by Marvin Shackelford
Along the tar-chipped road ponds dry at their edges, banks spreading, the streams and springs that feed them narrowing through their stones and winds, disappearing. The sun works at the earth unimpeded for weeks, sets each evening far behind the parched trees bunched across the horizon. Down in the dive of the creek an owl rises, unexpectedly and wide-winged, from the weeds beside the pavement. The cross of its body carries it clear of sight, and something shrieks. Through the woods bats begin to chirp of home. The deer and groundhogs shiver ahead of the stars, and snakes remember their legs. Cattle low in the pastures and kick up dust. Cicadas sing their generation of death. The air throbs. In that first moment of night my body is a farmhouse cracked and leaning against the black, windows flung open and lit bright. The roar of the earth gives to the thin radio tucked beneath a kitchen cabinet. Some monster built of granite and excess flesh warbles along with the only human voice to break its way inside.

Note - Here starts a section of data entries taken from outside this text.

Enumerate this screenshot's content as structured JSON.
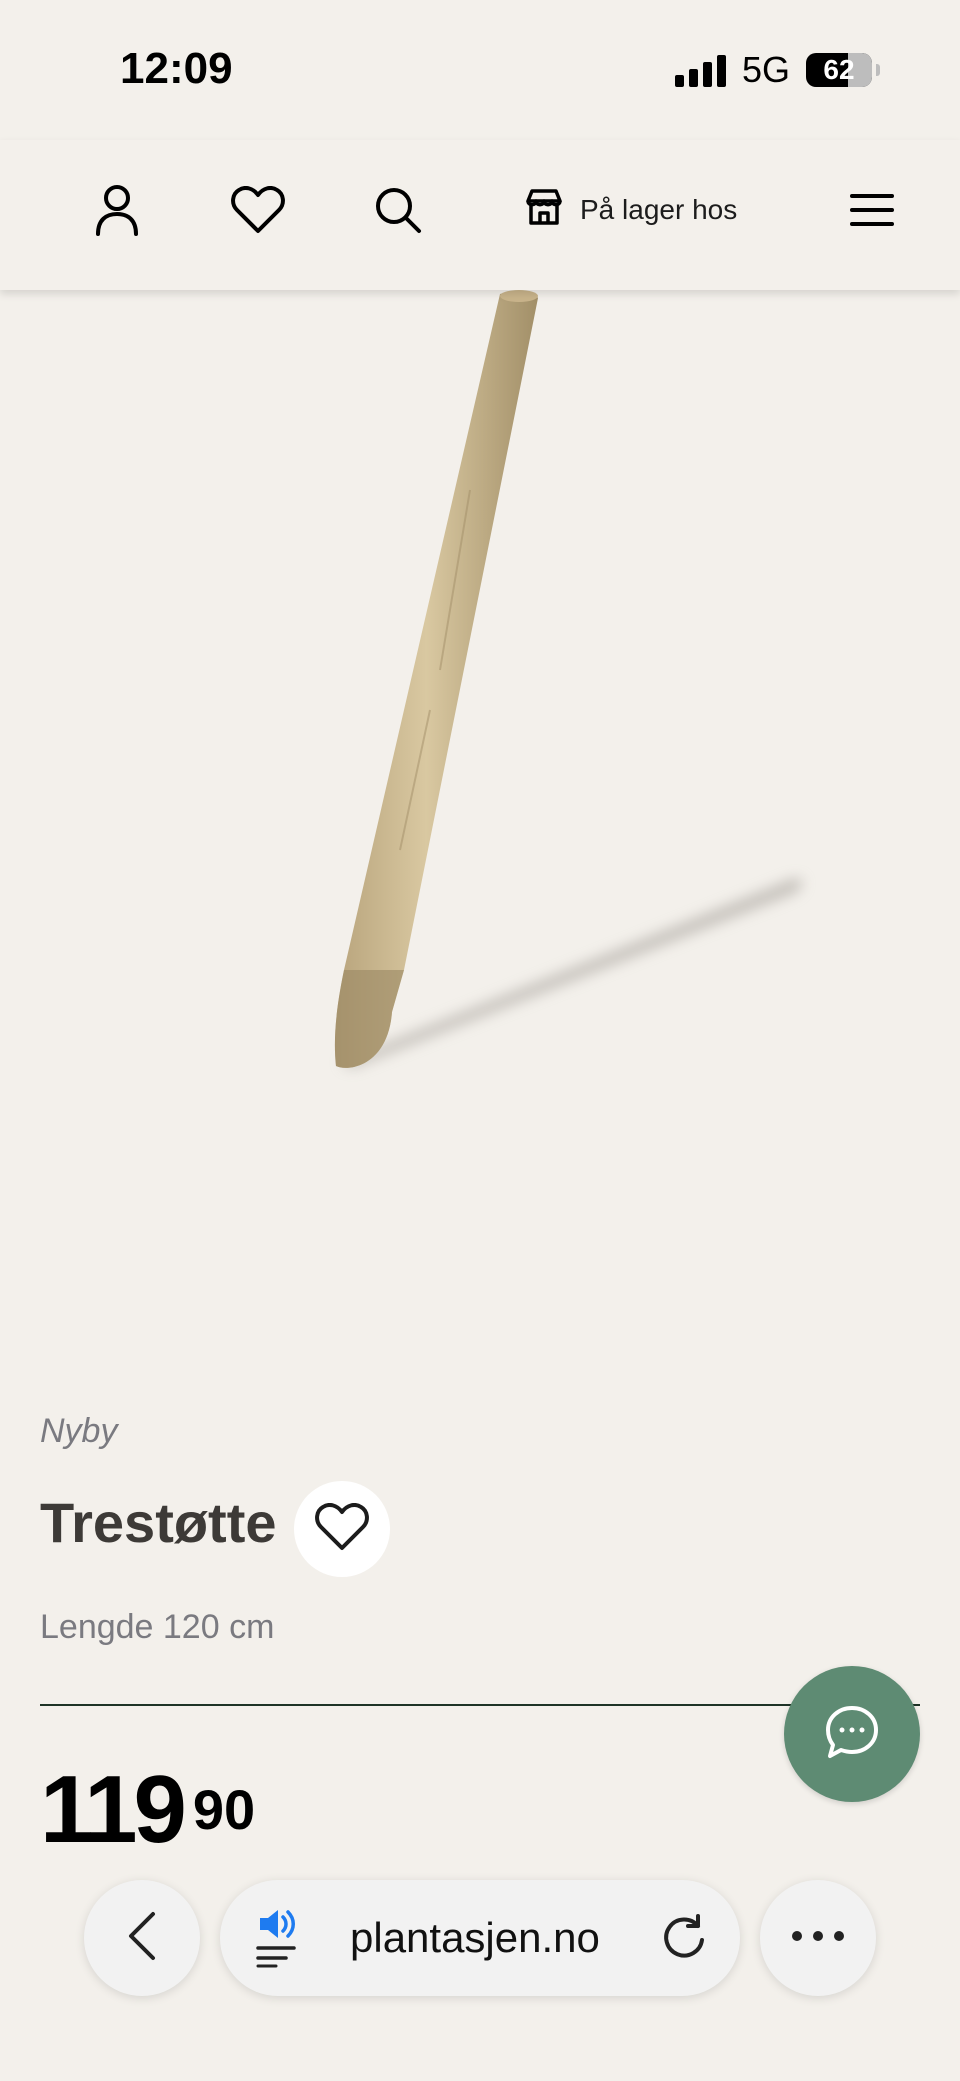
{
  "status_bar": {
    "time": "12:09",
    "network": "5G",
    "battery": "62"
  },
  "header": {
    "account_icon": "person-icon",
    "favorites_icon": "heart-icon",
    "search_icon": "search-icon",
    "store_icon": "store-icon",
    "store_label": "På lager hos",
    "menu_icon": "hamburger-menu-icon"
  },
  "product": {
    "image": "wooden-stake-image",
    "brand": "Nyby",
    "title": "Trestøtte",
    "subtitle": "Lengde 120 cm",
    "price_integer": "119",
    "price_decimal": "90"
  },
  "browser": {
    "url": "plantasjen.no",
    "back_icon": "chevron-left-icon",
    "audio_icon": "speaker-icon",
    "reload_icon": "reload-icon",
    "more_icon": "ellipsis-icon"
  },
  "colors": {
    "background": "#f3f0eb",
    "accent_green": "#5e8b73",
    "divider": "#1e3326",
    "muted_text": "#7a7a80"
  }
}
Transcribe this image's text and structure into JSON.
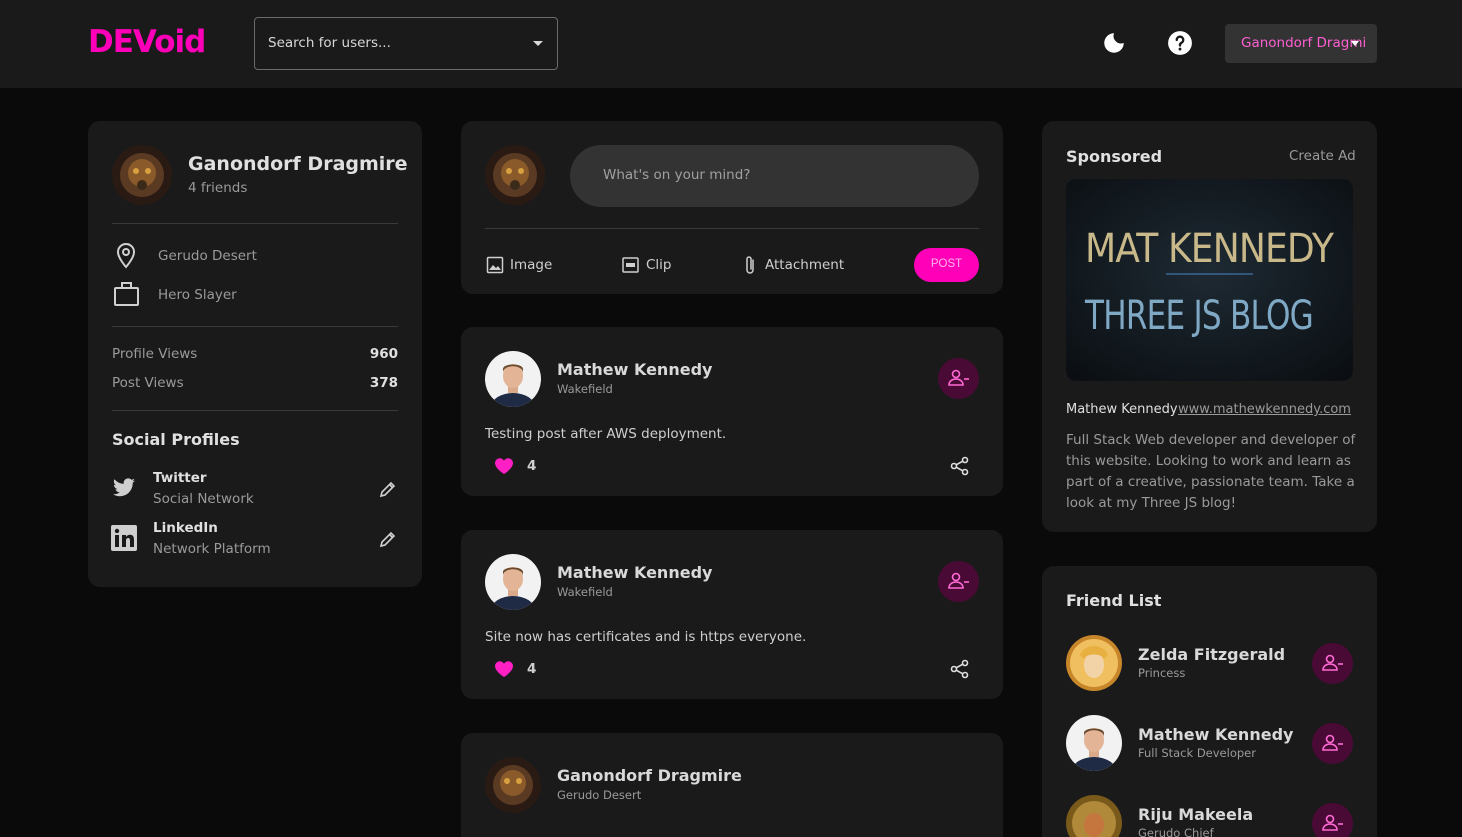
{
  "app": {
    "logo": "DEVoid"
  },
  "navbar": {
    "search_placeholder": "Search for users...",
    "user_name": "Ganondorf Dragmi",
    "icons": [
      "moon-icon",
      "help-icon"
    ]
  },
  "profile": {
    "name": "Ganondorf Dragmire",
    "friends": "4 friends",
    "location": "Gerudo Desert",
    "occupation": "Hero Slayer",
    "stats": [
      {
        "label": "Profile Views",
        "value": "960"
      },
      {
        "label": "Post Views",
        "value": "378"
      }
    ],
    "social_heading": "Social Profiles",
    "socials": [
      {
        "name": "Twitter",
        "type": "Social Network"
      },
      {
        "name": "LinkedIn",
        "type": "Network Platform"
      }
    ]
  },
  "composer": {
    "placeholder": "What's on your mind?",
    "actions": [
      "Image",
      "Clip",
      "Attachment"
    ],
    "post_label": "POST"
  },
  "posts": [
    {
      "author": "Mathew Kennedy",
      "location": "Wakefield",
      "text": "Testing post after AWS deployment.",
      "likes": "4"
    },
    {
      "author": "Mathew Kennedy",
      "location": "Wakefield",
      "text": "Site now has certificates and is https everyone.",
      "likes": "4"
    },
    {
      "author": "Ganondorf Dragmire",
      "location": "Gerudo Desert"
    }
  ],
  "sponsored": {
    "heading": "Sponsored",
    "create_ad": "Create Ad",
    "ad_line1": "MAT KENNEDY",
    "ad_line2": "THREE JS BLOG",
    "advertiser": "Mathew Kennedy",
    "url": "www.mathewkennedy.com",
    "description": "Full Stack Web developer and developer of this website. Looking to work and learn as part of a creative, passionate team. Take a look at my Three JS blog!"
  },
  "friend_list": {
    "heading": "Friend List",
    "friends": [
      {
        "name": "Zelda Fitzgerald",
        "role": "Princess"
      },
      {
        "name": "Mathew Kennedy",
        "role": "Full Stack Developer"
      },
      {
        "name": "Riju Makeela",
        "role": "Gerudo Chief"
      }
    ]
  },
  "colors": {
    "accent": "#ff00b8",
    "card": "#1a1a1a",
    "background": "#0a0a0a"
  }
}
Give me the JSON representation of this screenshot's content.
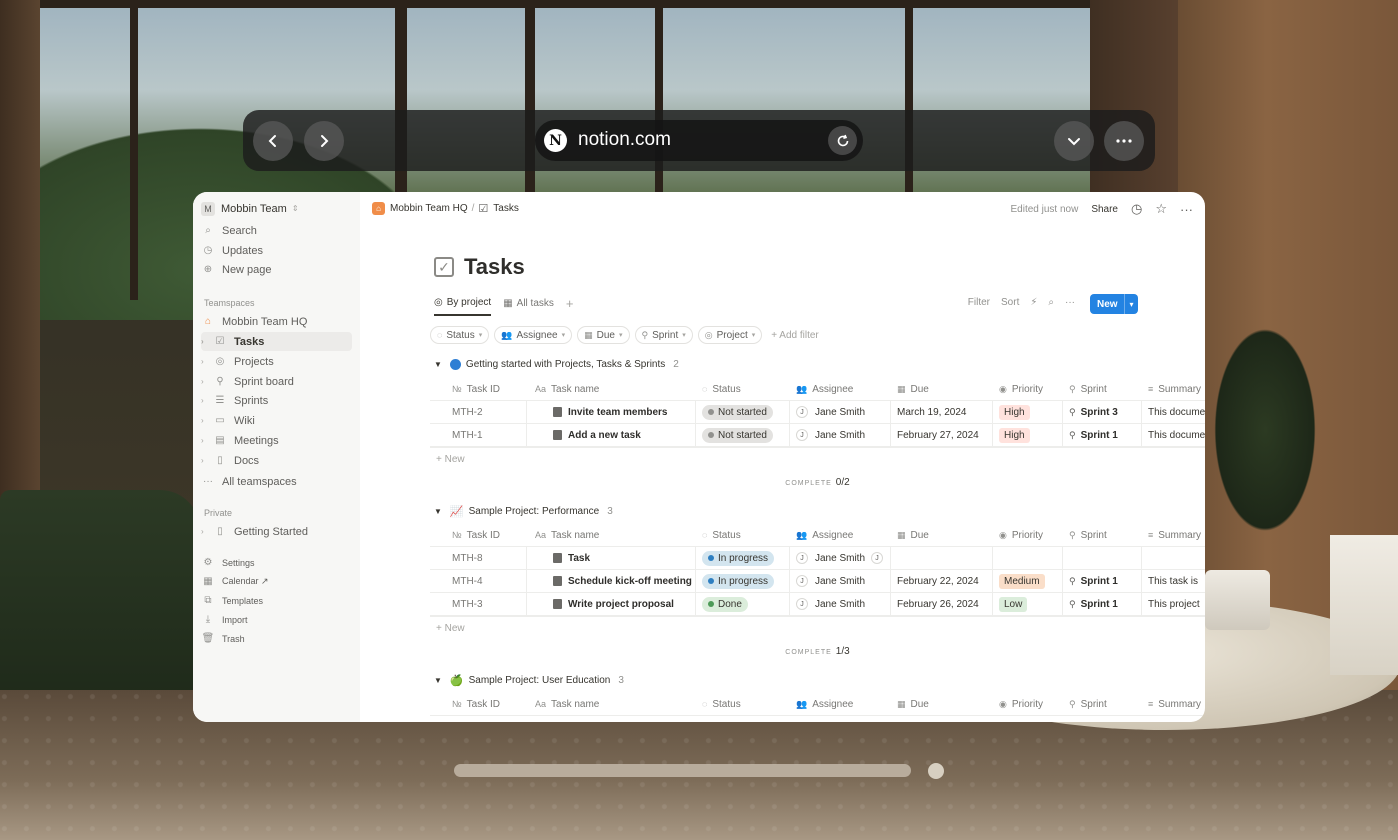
{
  "browser": {
    "url": "notion.com",
    "back_icon": "chevron-left-icon",
    "forward_icon": "chevron-right-icon",
    "reload_icon": "reload-icon",
    "menu_icon": "chevron-down-icon",
    "more_icon": "ellipsis-icon"
  },
  "sidebar": {
    "workspace_badge": "M",
    "workspace": "Mobbin Team",
    "top_items": [
      {
        "label": "Search",
        "icon": "search-icon"
      },
      {
        "label": "Updates",
        "icon": "clock-icon"
      },
      {
        "label": "New page",
        "icon": "plus-circle-icon"
      }
    ],
    "teamspaces_heading": "Teamspaces",
    "teamspace_items": [
      {
        "label": "Mobbin Team HQ",
        "icon": "home-icon"
      },
      {
        "label": "Tasks",
        "icon": "checkbox-icon",
        "active": true
      },
      {
        "label": "Projects",
        "icon": "target-icon"
      },
      {
        "label": "Sprint board",
        "icon": "runner-icon"
      },
      {
        "label": "Sprints",
        "icon": "database-icon"
      },
      {
        "label": "Wiki",
        "icon": "book-icon"
      },
      {
        "label": "Meetings",
        "icon": "table-icon"
      },
      {
        "label": "Docs",
        "icon": "doc-icon"
      },
      {
        "label": "All teamspaces",
        "icon": "ellipsis-icon"
      }
    ],
    "private_heading": "Private",
    "private_items": [
      {
        "label": "Getting Started",
        "icon": "doc-icon"
      }
    ],
    "bottom_items": [
      {
        "label": "Settings",
        "icon": "gear-icon"
      },
      {
        "label": "Calendar ↗",
        "icon": "calendar-icon"
      },
      {
        "label": "Templates",
        "icon": "templates-icon"
      },
      {
        "label": "Import",
        "icon": "download-icon"
      },
      {
        "label": "Trash",
        "icon": "trash-icon"
      }
    ]
  },
  "topbar": {
    "breadcrumb_parent": "Mobbin Team HQ",
    "breadcrumb_sep": "/",
    "breadcrumb_current": "Tasks",
    "edited": "Edited just now",
    "share": "Share"
  },
  "page": {
    "title": "Tasks",
    "views": [
      "By project",
      "All tasks"
    ],
    "tools": [
      "Filter",
      "Sort"
    ],
    "new_button": "New",
    "filters": [
      "Status",
      "Assignee",
      "Due",
      "Sprint",
      "Project"
    ],
    "add_filter": "+ Add filter"
  },
  "columns": [
    "Task ID",
    "Task name",
    "Status",
    "Assignee",
    "Due",
    "Priority",
    "Sprint",
    "Summary"
  ],
  "groups": [
    {
      "title": "Getting started with Projects, Tasks & Sprints",
      "count": "2",
      "rows": [
        {
          "id": "MTH-2",
          "name": "Invite team members",
          "status": "Not started",
          "assignee": "Jane Smith",
          "due": "March 19, 2024",
          "priority": "High",
          "sprint": "Sprint 3",
          "summary": "This docume"
        },
        {
          "id": "MTH-1",
          "name": "Add a new task",
          "status": "Not started",
          "assignee": "Jane Smith",
          "due": "February 27, 2024",
          "priority": "High",
          "sprint": "Sprint 1",
          "summary": "This docume"
        }
      ],
      "new": "+ New",
      "complete_label": "COMPLETE",
      "complete_value": "0/2"
    },
    {
      "title": "Sample Project: Performance",
      "count": "3",
      "rows": [
        {
          "id": "MTH-8",
          "name": "Task",
          "status": "In progress",
          "assignee": "Jane Smith",
          "assignee_extra": "J",
          "due": "",
          "priority": "",
          "sprint": "",
          "summary": ""
        },
        {
          "id": "MTH-4",
          "name": "Schedule kick-off meeting",
          "status": "In progress",
          "assignee": "Jane Smith",
          "due": "February 22, 2024",
          "priority": "Medium",
          "sprint": "Sprint 1",
          "summary": "This task is"
        },
        {
          "id": "MTH-3",
          "name": "Write project proposal",
          "status": "Done",
          "assignee": "Jane Smith",
          "due": "February 26, 2024",
          "priority": "Low",
          "sprint": "Sprint 1",
          "summary": "This project"
        }
      ],
      "new": "+ New",
      "complete_label": "COMPLETE",
      "complete_value": "1/3"
    },
    {
      "title": "Sample Project: User Education",
      "count": "3"
    }
  ],
  "colors": {
    "accent": "#2383e2",
    "not_started_bg": "#e3e2e0",
    "in_progress_bg": "#d3e5ef",
    "done_bg": "#dbeddb",
    "high_bg": "#ffe2dd",
    "medium_bg": "#fadec9",
    "low_bg": "#dbeddb"
  }
}
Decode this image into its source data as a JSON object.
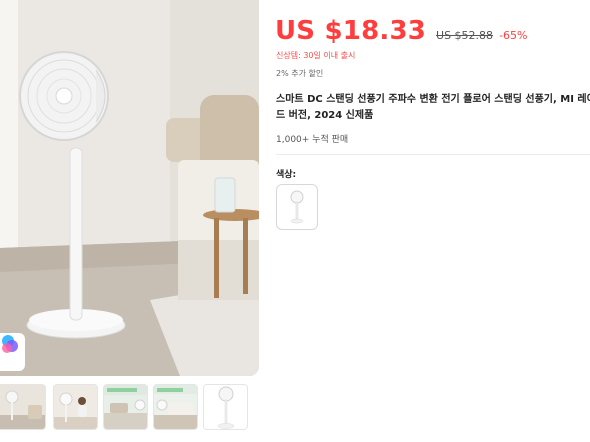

No more parting over there, we wail and twang. I walk through my door and close it behind me.